■ ACTION ITEM
Leaving out the pictures, copy each record below exactly.

INPUT RECORDS START

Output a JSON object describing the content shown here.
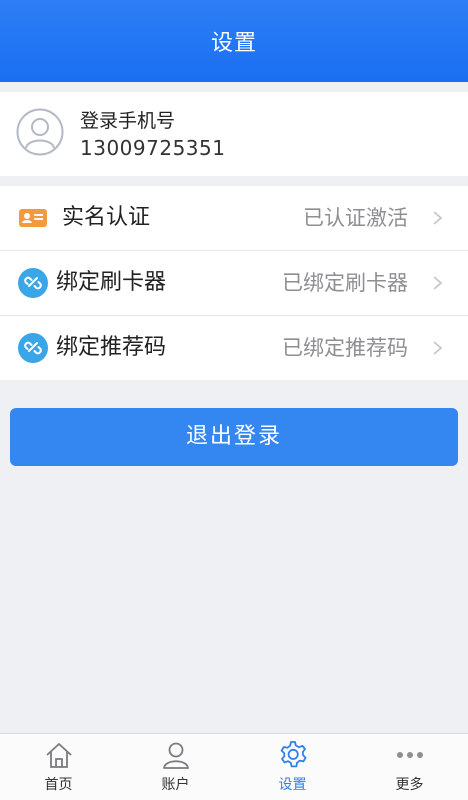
{
  "header": {
    "title": "设置"
  },
  "profile": {
    "label": "登录手机号",
    "phone": "13009725351"
  },
  "menu": [
    {
      "label": "实名认证",
      "value": "已认证激活",
      "icon": "id-card-icon"
    },
    {
      "label": "绑定刷卡器",
      "value": "已绑定刷卡器",
      "icon": "link-icon"
    },
    {
      "label": "绑定推荐码",
      "value": "已绑定推荐码",
      "icon": "link-icon"
    }
  ],
  "logout_label": "退出登录",
  "tabs": [
    {
      "label": "首页",
      "icon": "home-icon",
      "active": false
    },
    {
      "label": "账户",
      "icon": "user-icon",
      "active": false
    },
    {
      "label": "设置",
      "icon": "gear-icon",
      "active": true
    },
    {
      "label": "更多",
      "icon": "more-icon",
      "active": false
    }
  ],
  "colors": {
    "header": "#1a6ff2",
    "accent": "#2f80ed",
    "button": "#3487f0",
    "id_card": "#f39b3c",
    "link": "#3aa6e8"
  }
}
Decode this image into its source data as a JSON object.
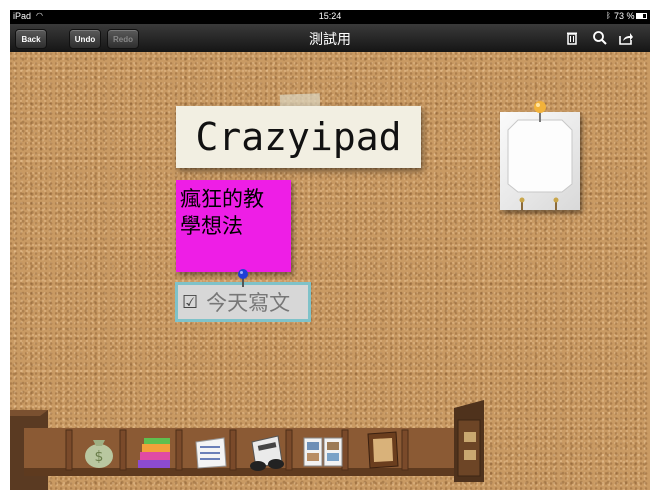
{
  "status_bar": {
    "device": "iPad",
    "time": "15:24",
    "battery": "73 %"
  },
  "navbar": {
    "back_label": "Back",
    "undo_label": "Undo",
    "redo_label": "Redo",
    "title": "測試用",
    "icons": [
      "trash-icon",
      "search-icon",
      "share-icon"
    ]
  },
  "board": {
    "title_note": "Crazyipad",
    "pink_note": [
      "瘋狂的教",
      "學想法"
    ],
    "todo_note": {
      "checkbox": "☑",
      "text": "今天寫文"
    }
  },
  "shelf": {
    "items": [
      "money-bag-icon",
      "books-icon",
      "calendar-icon",
      "newspaper-icon",
      "photo-album-icon",
      "frame-icon"
    ]
  },
  "colors": {
    "cork": "#c99a63",
    "pink_note": "#ee1ee6",
    "todo_border": "#7fc2c9"
  }
}
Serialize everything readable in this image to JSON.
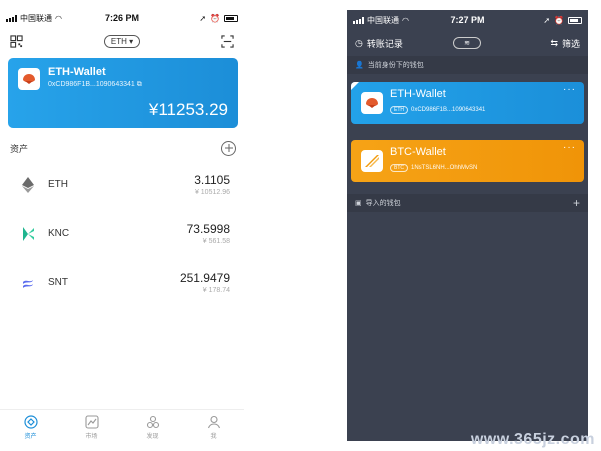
{
  "left_phone": {
    "status": {
      "carrier": "中国联通",
      "time": "7:26 PM"
    },
    "topbar": {
      "network_chip": "ETH"
    },
    "wallet": {
      "name": "ETH-Wallet",
      "address": "0xCD986F1B...1090643341",
      "balance": "¥11253.29"
    },
    "assets_title": "资产",
    "assets": [
      {
        "symbol": "ETH",
        "amount": "3.1105",
        "fiat": "¥ 10512.96",
        "icon": "eth-icon"
      },
      {
        "symbol": "KNC",
        "amount": "73.5998",
        "fiat": "¥ 561.58",
        "icon": "knc-icon"
      },
      {
        "symbol": "SNT",
        "amount": "251.9479",
        "fiat": "¥ 178.74",
        "icon": "snt-icon"
      }
    ],
    "tabs": [
      {
        "label": "资产",
        "icon": "wallet-tab-icon",
        "active": true
      },
      {
        "label": "市场",
        "icon": "market-tab-icon",
        "active": false
      },
      {
        "label": "发现",
        "icon": "discover-tab-icon",
        "active": false
      },
      {
        "label": "我",
        "icon": "profile-tab-icon",
        "active": false
      }
    ]
  },
  "right_phone": {
    "status": {
      "carrier": "中国联通",
      "time": "7:27 PM"
    },
    "topbar": {
      "history_label": "转账记录",
      "filter_label": "筛选",
      "toggle_chip": "≋"
    },
    "current_identity_label": "当前身份下的钱包",
    "wallets": [
      {
        "name": "ETH-Wallet",
        "tag": "ETH",
        "address": "0xCD986F1B...1090643341",
        "theme": "eth"
      },
      {
        "name": "BTC-Wallet",
        "tag": "BTC",
        "address": "1NsTSL6NH...OhhMvSN",
        "theme": "btc"
      }
    ],
    "imported_label": "导入的钱包"
  },
  "watermark": "www.365jz.com",
  "colors": {
    "eth_blue": "#1c8ed8",
    "btc_orange": "#f39b0c",
    "dark_bg": "#3b4150"
  }
}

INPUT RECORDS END

■ ANSWER SPACE
Output a JSON object describing the content shown here.
{
  "header": {
    "title": "设置"
  },
  "profile": {
    "label": "登录手机号",
    "phone": "13009725351"
  },
  "menu": [
    {
      "label": "实名认证",
      "value": "已认证激活",
      "icon": "id-card-icon"
    },
    {
      "label": "绑定刷卡器",
      "value": "已绑定刷卡器",
      "icon": "link-icon"
    },
    {
      "label": "绑定推荐码",
      "value": "已绑定推荐码",
      "icon": "link-icon"
    }
  ],
  "logout_label": "退出登录",
  "tabs": [
    {
      "label": "首页",
      "icon": "home-icon",
      "active": false
    },
    {
      "label": "账户",
      "icon": "user-icon",
      "active": false
    },
    {
      "label": "设置",
      "icon": "gear-icon",
      "active": true
    },
    {
      "label": "更多",
      "icon": "more-icon",
      "active": false
    }
  ],
  "colors": {
    "header": "#1a6ff2",
    "accent": "#2f80ed",
    "button": "#3487f0",
    "id_card": "#f39b3c",
    "link": "#3aa6e8"
  }
}
Decode this image into its source data as a JSON object.
{
  "status_bar": {
    "device": "iPad",
    "time": "15:24",
    "battery": "73 %"
  },
  "navbar": {
    "back_label": "Back",
    "undo_label": "Undo",
    "redo_label": "Redo",
    "title": "測試用",
    "icons": [
      "trash-icon",
      "search-icon",
      "share-icon"
    ]
  },
  "board": {
    "title_note": "Crazyipad",
    "pink_note": [
      "瘋狂的教",
      "學想法"
    ],
    "todo_note": {
      "checkbox": "☑",
      "text": "今天寫文"
    }
  },
  "shelf": {
    "items": [
      "money-bag-icon",
      "books-icon",
      "calendar-icon",
      "newspaper-icon",
      "photo-album-icon",
      "frame-icon"
    ]
  },
  "colors": {
    "cork": "#c99a63",
    "pink_note": "#ee1ee6",
    "todo_border": "#7fc2c9"
  }
}
Serialize everything readable in this image to JSON.
{
  "left_phone": {
    "status": {
      "carrier": "中国联通",
      "time": "7:26 PM"
    },
    "topbar": {
      "network_chip": "ETH"
    },
    "wallet": {
      "name": "ETH-Wallet",
      "address": "0xCD986F1B...1090643341",
      "balance": "¥11253.29"
    },
    "assets_title": "资产",
    "assets": [
      {
        "symbol": "ETH",
        "amount": "3.1105",
        "fiat": "¥ 10512.96",
        "icon": "eth-icon"
      },
      {
        "symbol": "KNC",
        "amount": "73.5998",
        "fiat": "¥ 561.58",
        "icon": "knc-icon"
      },
      {
        "symbol": "SNT",
        "amount": "251.9479",
        "fiat": "¥ 178.74",
        "icon": "snt-icon"
      }
    ],
    "tabs": [
      {
        "label": "资产",
        "icon": "wallet-tab-icon",
        "active": true
      },
      {
        "label": "市场",
        "icon": "market-tab-icon",
        "active": false
      },
      {
        "label": "发现",
        "icon": "discover-tab-icon",
        "active": false
      },
      {
        "label": "我",
        "icon": "profile-tab-icon",
        "active": false
      }
    ]
  },
  "right_phone": {
    "status": {
      "carrier": "中国联通",
      "time": "7:27 PM"
    },
    "topbar": {
      "history_label": "转账记录",
      "filter_label": "筛选",
      "toggle_chip": "≋"
    },
    "current_identity_label": "当前身份下的钱包",
    "wallets": [
      {
        "name": "ETH-Wallet",
        "tag": "ETH",
        "address": "0xCD986F1B...1090643341",
        "theme": "eth"
      },
      {
        "name": "BTC-Wallet",
        "tag": "BTC",
        "address": "1NsTSL6NH...OhhMvSN",
        "theme": "btc"
      }
    ],
    "imported_label": "导入的钱包"
  },
  "watermark": "www.365jz.com",
  "colors": {
    "eth_blue": "#1c8ed8",
    "btc_orange": "#f39b0c",
    "dark_bg": "#3b4150"
  }
}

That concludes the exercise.